It’s a common surgeon’s dream: What if you could shrink yourself down, place yourself inside the patient, and fix them from the inside? By combining virtual reality and miniaturized robotics, Vicarious Surgical, with its approach in its name, is looking to do just that.
After largely developing its system under stealth since its 2014 founding, the company is now looking to take it public in a big way through a deal that aims to place it on the New York Stock Exchange with a $1.1 billion valuation and up to $460 million in new cash on its balance sheet.
It’s been picked by the special purpose acquisition company D8 Holdings—led by David Chu, founder and former CEO of the lifestyle brand Nautica, and Donald Tang, founder of Celadon Partners—which completed its own $300 million IPO last July.
The SPAC deal’s total also includes a $115 million private investment round that has attracted the medtech giant BD as well as Vicarious’ previous high-profile backers, including Bill Gates, Khosla Ventures, Innovation Endeavors and E15 VC. After the acquisition closes in the third quarter, the company will emerge on the NYSE with the surprisingly unclaimed ticker RBOT, and eyes on a late 2023 commercial launch.
Vicarious’ system, which has already garnered a breakthrough designation from the FDA, aims to transport the physician directly to the surgical site, with all of its moving parts operating completely within the body.
A high-resolution, 3D camera is linked to a VR headset worn by the surgeon, which can be operated with a turn of the head—while two disposable robotic arms reproduce the bends and rotations of wrists, elbows and shoulders. All this is designed to fit through a single, 1.5-centimeter incision.
“Our robot can see, reach, and work anywhere inside the abdomen, which effectively shrinks the surgeon and puts her/him inside the human body,” co-founder and CEO Adam Sachs said.

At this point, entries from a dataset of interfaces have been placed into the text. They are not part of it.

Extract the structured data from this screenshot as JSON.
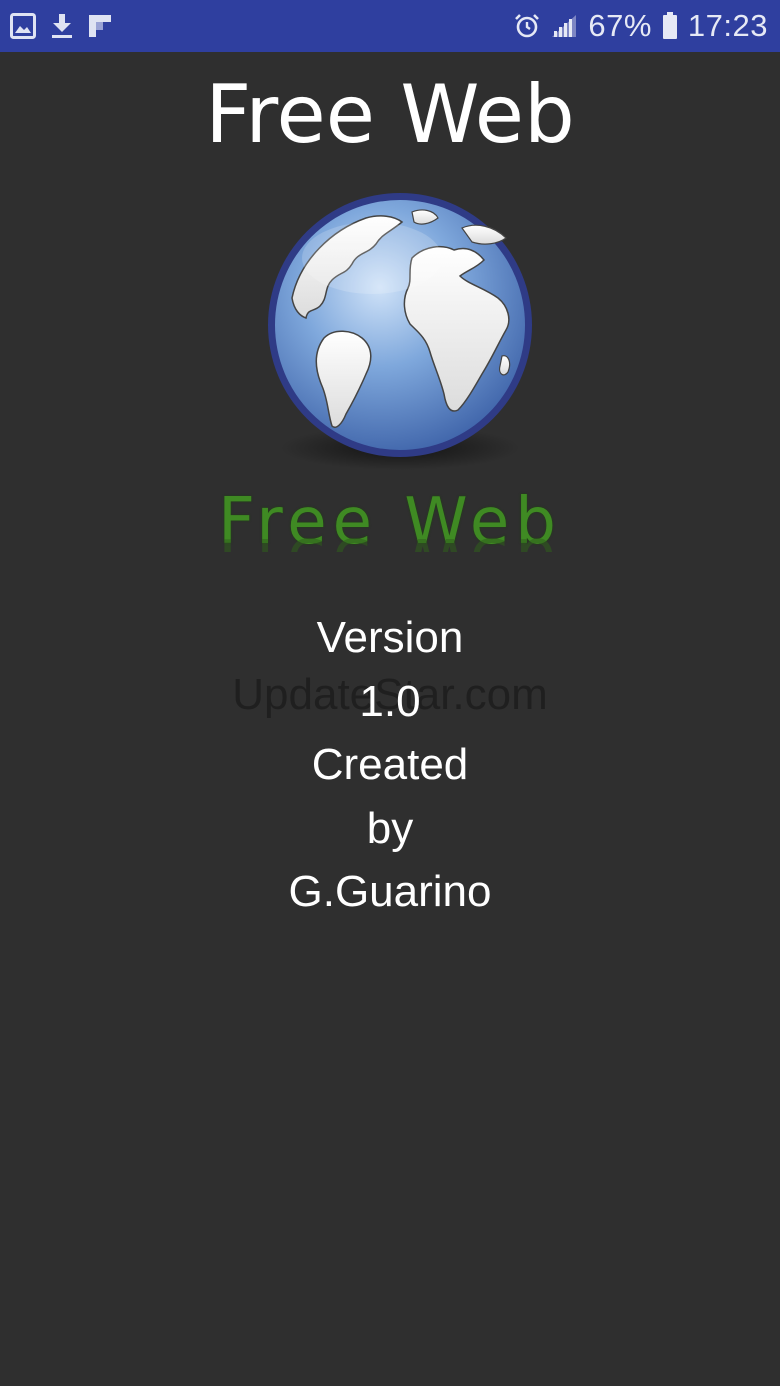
{
  "status_bar": {
    "battery_percent": "67%",
    "time": "17:23",
    "icons_left": [
      "image-icon",
      "download-icon",
      "flipboard-icon"
    ],
    "icons_right": [
      "alarm-icon",
      "signal-icon",
      "battery-icon"
    ]
  },
  "app": {
    "title": "Free Web",
    "logo_text": "Free Web"
  },
  "info": {
    "lines": [
      "Version",
      "1.0",
      "Created",
      "by",
      "G.Guarino"
    ]
  },
  "watermark": "UpdateStar.com",
  "colors": {
    "status_bar": "#2f3f9f",
    "background": "#2f2f2f",
    "logo_green": "#3f8a23"
  }
}
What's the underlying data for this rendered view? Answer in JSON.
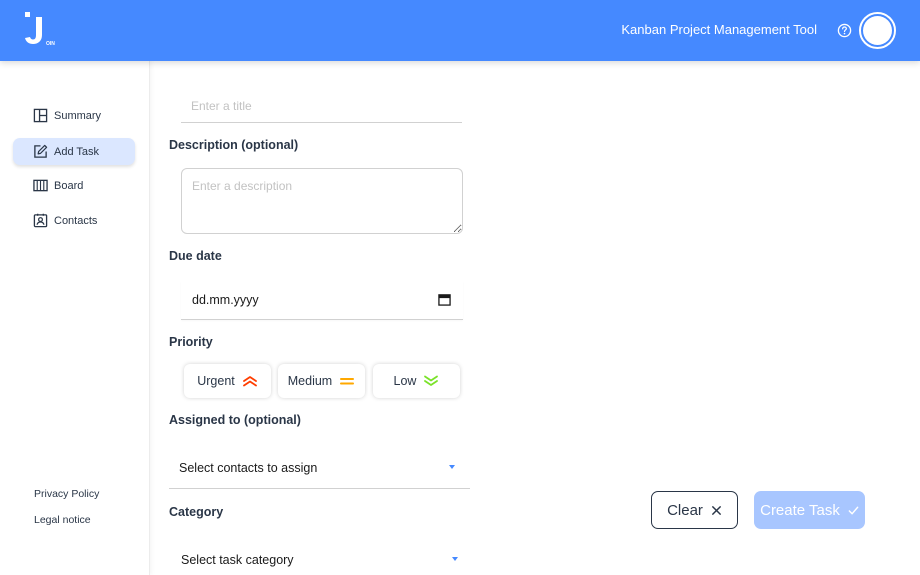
{
  "header": {
    "title": "Kanban Project Management Tool",
    "logo_text": "J",
    "logo_subtext": "OIN"
  },
  "sidebar": {
    "items": [
      {
        "label": "Summary",
        "icon": "summary-icon",
        "active": false
      },
      {
        "label": "Add Task",
        "icon": "edit-icon",
        "active": true
      },
      {
        "label": "Board",
        "icon": "board-icon",
        "active": false
      },
      {
        "label": "Contacts",
        "icon": "contacts-icon",
        "active": false
      }
    ],
    "footer": [
      "Privacy Policy",
      "Legal notice"
    ]
  },
  "form": {
    "title_placeholder": "Enter a title",
    "description_label": "Description (optional)",
    "description_placeholder": "Enter a description",
    "due_date_label": "Due date",
    "due_date_value": "dd.mm.yyyy",
    "priority_label": "Priority",
    "priorities": [
      {
        "label": "Urgent",
        "icon": "double-chevron-up-icon",
        "color": "#ff3d00"
      },
      {
        "label": "Medium",
        "icon": "equals-icon",
        "color": "#ffa800"
      },
      {
        "label": "Low",
        "icon": "double-chevron-down-icon",
        "color": "#7ae229"
      }
    ],
    "assigned_label": "Assigned to (optional)",
    "assigned_value": "Select contacts to assign",
    "category_label": "Category",
    "category_value": "Select task category"
  },
  "actions": {
    "clear_label": "Clear",
    "create_label": "Create Task"
  },
  "colors": {
    "brand": "#4589ff",
    "dark": "#2a3647",
    "active_nav": "#dbe7ff",
    "create_disabled": "#a8c6ff"
  }
}
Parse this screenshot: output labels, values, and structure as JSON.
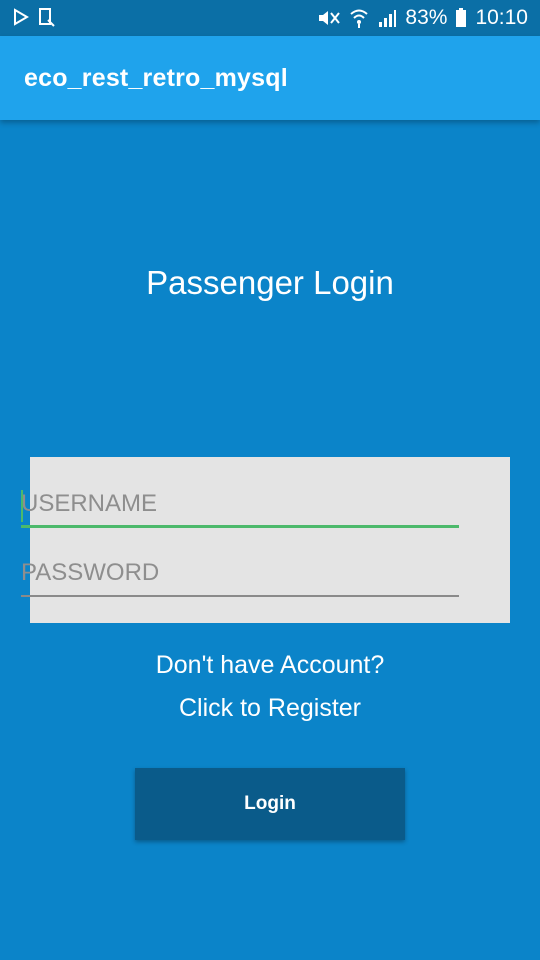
{
  "status_bar": {
    "battery_percent": "83%",
    "time": "10:10",
    "left_icons": [
      "play-store-icon",
      "screenshot-icon"
    ],
    "right_icons": [
      "mute-icon",
      "wifi-icon",
      "signal-icon",
      "battery-icon"
    ]
  },
  "app_bar": {
    "title": "eco_rest_retro_mysql"
  },
  "main": {
    "heading": "Passenger Login",
    "username": {
      "placeholder": "USERNAME",
      "value": ""
    },
    "password": {
      "placeholder": "PASSWORD",
      "value": ""
    },
    "register_line1": "Don't have Account?",
    "register_line2": "Click to Register",
    "login_button": "Login"
  },
  "colors": {
    "background": "#0b84c9",
    "app_bar": "#1fa3ec",
    "status_bar": "#0b6fa6",
    "button": "#0a5b8a",
    "focus_accent": "#4cb96b",
    "form_card": "#e4e4e4"
  }
}
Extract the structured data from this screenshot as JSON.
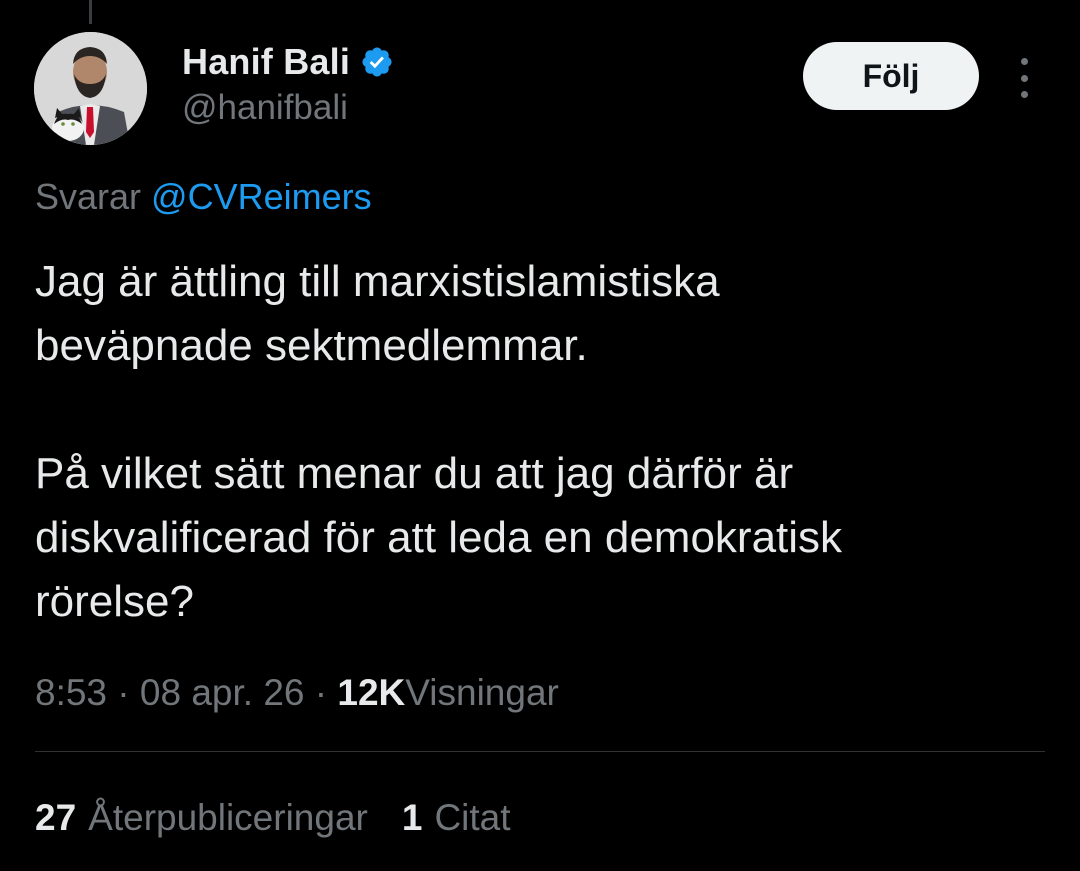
{
  "author": {
    "display_name": "Hanif Bali",
    "handle": "@hanifbali",
    "verified_icon": "verified-badge-icon",
    "avatar_icon": "profile-photo"
  },
  "actions": {
    "follow_label": "Följ",
    "more_icon": "more-options-icon"
  },
  "reply": {
    "prefix": "Svarar",
    "mention": "@CVReimers"
  },
  "tweet": {
    "paragraphs": [
      "Jag är ättling till marxistislamistiska\nbeväpnade sektmedlemmar.",
      "På vilket sätt menar du att jag därför är\ndiskvalificerad för att leda en demokratisk\nrörelse?"
    ]
  },
  "meta": {
    "time": "8:53",
    "separator": "·",
    "date": "08 apr. 26",
    "views_count": "12K",
    "views_label": "Visningar"
  },
  "stats": [
    {
      "count": "27",
      "label": "Återpubliceringar"
    },
    {
      "count": "1",
      "label": "Citat"
    }
  ],
  "colors": {
    "background": "#000000",
    "text_primary": "#e7e9ea",
    "text_secondary": "#71767b",
    "link": "#1d9bf0",
    "follow_bg": "#eff3f4",
    "divider": "#2f3336"
  }
}
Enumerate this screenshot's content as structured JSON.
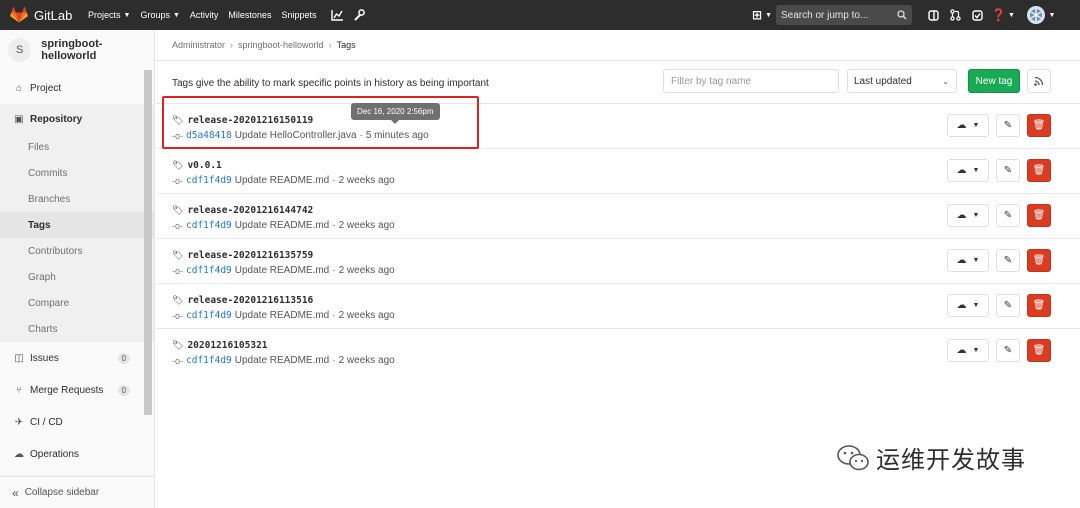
{
  "navbar": {
    "brand": "GitLab",
    "links": [
      {
        "label": "Projects",
        "caret": true
      },
      {
        "label": "Groups",
        "caret": true
      },
      {
        "label": "Activity",
        "caret": false
      },
      {
        "label": "Milestones",
        "caret": false
      },
      {
        "label": "Snippets",
        "caret": false
      }
    ],
    "search_placeholder": "Search or jump to...",
    "icons": [
      "chart-icon",
      "wrench-icon",
      "plus-icon",
      "issues-icon",
      "merge-request-icon",
      "todo-icon",
      "help-icon",
      "user-avatar"
    ]
  },
  "sidebar": {
    "project_initial": "S",
    "project_name": "springboot-helloworld",
    "items": [
      {
        "label": "Project",
        "icon": "home-icon"
      },
      {
        "label": "Repository",
        "icon": "book-icon"
      },
      {
        "label": "Issues",
        "icon": "issues-icon",
        "badge": "0"
      },
      {
        "label": "Merge Requests",
        "icon": "merge-request-icon",
        "badge": "0"
      },
      {
        "label": "CI / CD",
        "icon": "rocket-icon"
      },
      {
        "label": "Operations",
        "icon": "cloud-icon"
      }
    ],
    "repository_sub": [
      "Files",
      "Commits",
      "Branches",
      "Tags",
      "Contributors",
      "Graph",
      "Compare",
      "Charts"
    ],
    "active_sub": "Tags",
    "collapse_label": "Collapse sidebar"
  },
  "breadcrumb": {
    "items": [
      "Administrator",
      "springboot-helloworld",
      "Tags"
    ]
  },
  "main": {
    "intro": "Tags give the ability to mark specific points in history as being important",
    "filter_placeholder": "Filter by tag name",
    "sort_value": "Last updated",
    "new_tag_label": "New tag",
    "tooltip": "Dec 16, 2020 2:56pm"
  },
  "tags": [
    {
      "name": "release-20201216150119",
      "sha": "d5a48418",
      "message": "Update HelloController.java",
      "time": "5 minutes ago"
    },
    {
      "name": "v0.0.1",
      "sha": "cdf1f4d9",
      "message": "Update README.md",
      "time": "2 weeks ago"
    },
    {
      "name": "release-20201216144742",
      "sha": "cdf1f4d9",
      "message": "Update README.md",
      "time": "2 weeks ago"
    },
    {
      "name": "release-20201216135759",
      "sha": "cdf1f4d9",
      "message": "Update README.md",
      "time": "2 weeks ago"
    },
    {
      "name": "release-20201216113516",
      "sha": "cdf1f4d9",
      "message": "Update README.md",
      "time": "2 weeks ago"
    },
    {
      "name": "20201216105321",
      "sha": "cdf1f4d9",
      "message": "Update README.md",
      "time": "2 weeks ago"
    }
  ],
  "watermark": "运维开发故事",
  "colors": {
    "navbar": "#2d2d2d",
    "new_tag": "#1aaa55",
    "delete": "#db3b21",
    "link": "#1f78d1",
    "highlight": "#e02020"
  }
}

While minimally invasive surgical procedures have been around for decades, their high cost, difficulty in use, and relatively limited capabilities have left open surgery as the option of choice, accounting for most abdominal surgeries performed today, Sachs said during an investor presentation.
Vicarious aims to begin with ventral hernias as an entry point into the broader surgical market, to repair the misplacement of tissues through the muscles of the abdominal wall. With its 360-degree capabilities, the robot has the ability to rotate itself up and back toward its opening to work on the “ceiling” of the abdominal cavity.
“With costs of goods that are significantly lower than competing products, we believe our robotic solution will offer a cost-effective path to improving patient outcomes and increasing the efficiency of surgical procedures for hospitals and ambulatory surgical centers,” Sachs said.
In 2021, the company plans to launch its early adopter program, first beta test and presubmission work with the FDA before building its first production unit and completing verification and validation testing over the following two years.